In the records below, some lines contain the word "title". Copy each of them.

--------------------------------

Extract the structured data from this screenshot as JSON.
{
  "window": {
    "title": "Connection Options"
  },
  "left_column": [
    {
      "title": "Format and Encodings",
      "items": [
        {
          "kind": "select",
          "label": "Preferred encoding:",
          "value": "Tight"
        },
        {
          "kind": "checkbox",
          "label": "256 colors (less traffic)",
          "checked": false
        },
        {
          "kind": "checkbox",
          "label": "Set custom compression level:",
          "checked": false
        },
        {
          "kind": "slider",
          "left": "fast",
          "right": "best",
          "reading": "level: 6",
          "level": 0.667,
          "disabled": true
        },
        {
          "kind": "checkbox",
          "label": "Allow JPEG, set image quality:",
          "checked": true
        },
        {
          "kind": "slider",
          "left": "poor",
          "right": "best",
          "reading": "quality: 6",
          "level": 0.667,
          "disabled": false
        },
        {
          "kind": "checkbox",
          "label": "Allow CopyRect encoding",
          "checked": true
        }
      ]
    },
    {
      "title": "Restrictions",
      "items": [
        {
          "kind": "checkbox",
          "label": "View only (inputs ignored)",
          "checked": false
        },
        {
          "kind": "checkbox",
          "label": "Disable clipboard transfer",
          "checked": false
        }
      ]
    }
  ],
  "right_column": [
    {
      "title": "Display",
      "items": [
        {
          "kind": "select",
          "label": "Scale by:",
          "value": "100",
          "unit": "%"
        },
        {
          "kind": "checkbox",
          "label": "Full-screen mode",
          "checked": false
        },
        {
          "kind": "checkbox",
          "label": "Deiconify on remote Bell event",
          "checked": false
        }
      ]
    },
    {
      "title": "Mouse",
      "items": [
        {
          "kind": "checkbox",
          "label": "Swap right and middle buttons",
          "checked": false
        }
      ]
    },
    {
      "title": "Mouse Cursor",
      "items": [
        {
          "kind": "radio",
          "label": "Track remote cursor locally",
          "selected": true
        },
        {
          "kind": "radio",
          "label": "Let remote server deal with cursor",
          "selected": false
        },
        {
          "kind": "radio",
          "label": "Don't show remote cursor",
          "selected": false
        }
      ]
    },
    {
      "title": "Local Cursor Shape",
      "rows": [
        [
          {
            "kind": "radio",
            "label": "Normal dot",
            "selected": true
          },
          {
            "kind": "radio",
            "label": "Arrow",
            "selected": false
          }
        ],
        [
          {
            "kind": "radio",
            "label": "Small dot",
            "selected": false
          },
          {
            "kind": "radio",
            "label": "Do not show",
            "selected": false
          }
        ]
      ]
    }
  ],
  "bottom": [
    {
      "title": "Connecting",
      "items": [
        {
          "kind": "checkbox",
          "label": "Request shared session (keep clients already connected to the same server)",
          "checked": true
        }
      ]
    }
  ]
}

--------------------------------

■ **COMPLETED EXERCISE**:
    "title": "Connection Options"
      "title": "Format and Encodings",
      "title": "Restrictions",
      "title": "Display",
      "title": "Mouse",
      "title": "Mouse Cursor",
      "title": "Local Cursor Shape",
      "title": "Connecting",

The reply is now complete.